Tag Archives: 5 lightning bolts

Book Review: Seeds of Rebellion by Brandon Mull

Beyonders2

After reading the first book in the Beyonders trilogy, I decided to drop everything and go to the library to fetch Book 2. This turned into a whirlwind tour of five (5) library branches, after which I came home with two armloads of books to read. Happily, I was able to get my hands on this, the middle book of the trilogy, and read it with an exquisitely tuned balance between relish and haste. And ... Read More »

Book Review: The Art of John Harris – Beyond the Horizon

johnharris

"The Art of John Harris - Beyond the Horizon" shows the beauty and majesty of science fiction artwork and teaches that 'Never judge a book by its cover' doesn't always apply. Read More »

Review: A World Without Heroes by Brandon Mull

Beyonders1

Thirteen-year-old Jason is an ordinary, baseball-playing, zoo-volunteering kid from Colorado, until the day he hears music coming out of a hippopotamus. Leaning closer, he falls into the hippo’s mouth, slides down a long chute, and comes out at the bottom of a hollow tree in a completely different world. It’s not how most visitors from our reality find their way to the magical land of Lyrian. Later, Jason meets a girl his age named Rachel, ... Read More »

Book Review: Hot Lead, Cold Iron by Ari Marmell

HotLead

Give a Chicago private eye a magic wand and what do you get? Well, Jim Butcher’s Dresden Files, mostly. But Harry Dresden is a wizard of our time—a little rusty with high-tech gadgetry, to be sure, but also a VW Beetle-driving, pop-culture-riffing, very human wizard. One reviewer frequently quoted in jacket blurbs of the Dresden novels likens him to a mash-up of Philip Marlowe and Merlin. But actually, he’s a lot more like Richard Castle ... Read More »

Book Review: Forever Odd by Dean Koontz

ForeverOdd

When I first reviewed Odd Thomas for MuggleNet, I spotted it as a promising start to a new series. When I re-posted my original review on my own blog in 2008, I observed that there were already four books in the series. Now that I finally get around to reading further in the series, I look again and behold, it is up to seven novels. PLUS three graphic novels. PLUS a three-volume e-book series titled ... Read More »

Book Review: The Secret War by Matt Myklusch

SecretWar

In the sequel to The Accidental Hero, young Jack Blank has five days to save the world. And yet he wastes most of that time trying to keep a terrifying secret that could instantly transform him from the hero who saved the Imagine Nation to an enemy who cannot be trusted. Kids and their priorities! If you’ve followed the Jack Blank trilogy thus far, you already know that the Imagine Nation is a secret floating ... Read More »

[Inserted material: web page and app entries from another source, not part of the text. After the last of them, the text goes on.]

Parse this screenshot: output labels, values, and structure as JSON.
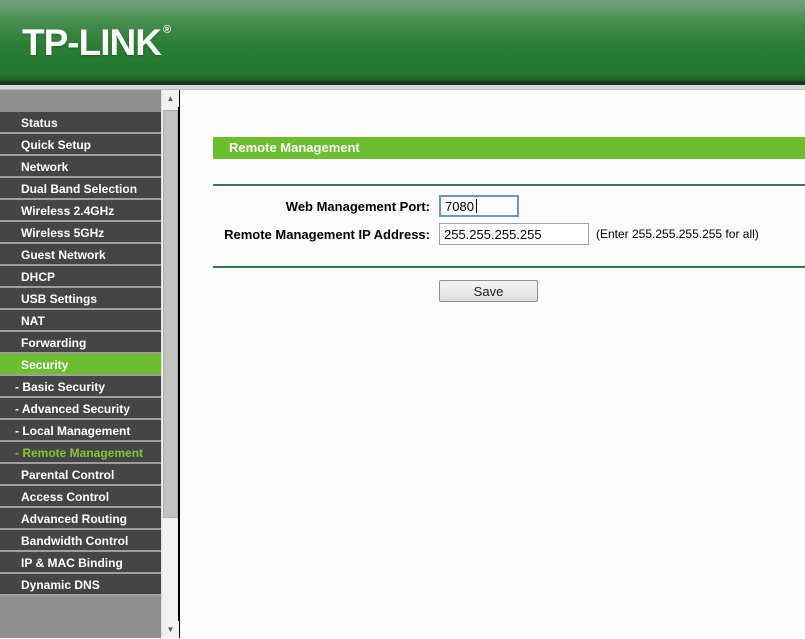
{
  "header": {
    "logo": "TP-LINK",
    "registered": "®"
  },
  "sidebar": {
    "items": [
      {
        "label": "Status"
      },
      {
        "label": "Quick Setup"
      },
      {
        "label": "Network"
      },
      {
        "label": "Dual Band Selection"
      },
      {
        "label": "Wireless 2.4GHz"
      },
      {
        "label": "Wireless 5GHz"
      },
      {
        "label": "Guest Network"
      },
      {
        "label": "DHCP"
      },
      {
        "label": "USB Settings"
      },
      {
        "label": "NAT"
      },
      {
        "label": "Forwarding"
      },
      {
        "label": "Security",
        "selected": true
      },
      {
        "label": "- Basic Security",
        "sub": true
      },
      {
        "label": "- Advanced Security",
        "sub": true
      },
      {
        "label": "- Local Management",
        "sub": true
      },
      {
        "label": "- Remote Management",
        "sub": true,
        "active": true
      },
      {
        "label": "Parental Control"
      },
      {
        "label": "Access Control"
      },
      {
        "label": "Advanced Routing"
      },
      {
        "label": "Bandwidth Control"
      },
      {
        "label": "IP & MAC Binding"
      },
      {
        "label": "Dynamic DNS"
      }
    ]
  },
  "scrollbar": {
    "up_glyph": "▲",
    "down_glyph": "▼"
  },
  "main": {
    "title": "Remote Management",
    "fields": [
      {
        "label": "Web Management Port:",
        "value": "7080"
      },
      {
        "label": "Remote Management IP Address:",
        "value": "255.255.255.255",
        "hint": "(Enter 255.255.255.255 for all)"
      }
    ],
    "save_label": "Save"
  },
  "colors": {
    "brand_green": "#6cbe2f",
    "menu_item_bg": "#454545",
    "active_sub_text": "#84c637",
    "rule_green": "#377d50",
    "focused_border": "#6d96c3"
  }
}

Book Review: The Lust Lizard of Melancholy Cove by Christopher Moore

lust_lizard

The off-season is usually a sleepy time in the scenic coastal town of Pine Cove, California. This fall, however, events conspire to make it a madcap emergency, combining crime, craziness, a man-eating monster from the depths of the ocean, and an epic wave of horniness. Fasten your Adult Content Advisory: it’s going to be a raunchy comedy from the author of Practical Demonkeeping, which shares this book’s setting and some of its characters. It all ... Read More »

Book Review: The Letter for the King by Tonke Dragt

LetterKing

It was first published in 1962. It was recognized as the children’s book of the year in 1963, and the best children’s book in 50 years as of 2004. It was translated into fifteen different languages between 1977 and 2011. It has sold over a million copies. It was made into a feature film in 2008. Its author received a knighthood and a lifetime award for youth literature, and is considered the greatest children’s author ... Read More »

Robbie Reviews The Cuckoo’s Calling by Robert Galbraith

CuckoosCalling

Here is a most satisfying recent example of the classic type of private-eye novel. The detective is the whimsically named Cormoran Strike, an ex-military policeman whose career in the army ended when a roadside bomb took away half a leg. His name has nothing to do with his father, a philandering superstar rock musician with whom he has no relationship whatever, and a lot to do with his “supergroupie” mother, who was flaky and impractical ... Read More »

Book Review: Troubletwisters by Garth Nix & Sean Williams

Troubletwisters

The cover art of this book gives a misleading impression of what kind of trouble the “troubletwisters” specialize in. The fact that the book actually does feature several tornadoes and a hurricane may add to that impression. So you may be surprised to learn that the term “troubletwisters” in this book does not have anything to do with cyclones, as such. Troubletwisters are kids who have started to manifest powers—powers which, if brought under control ... Read More »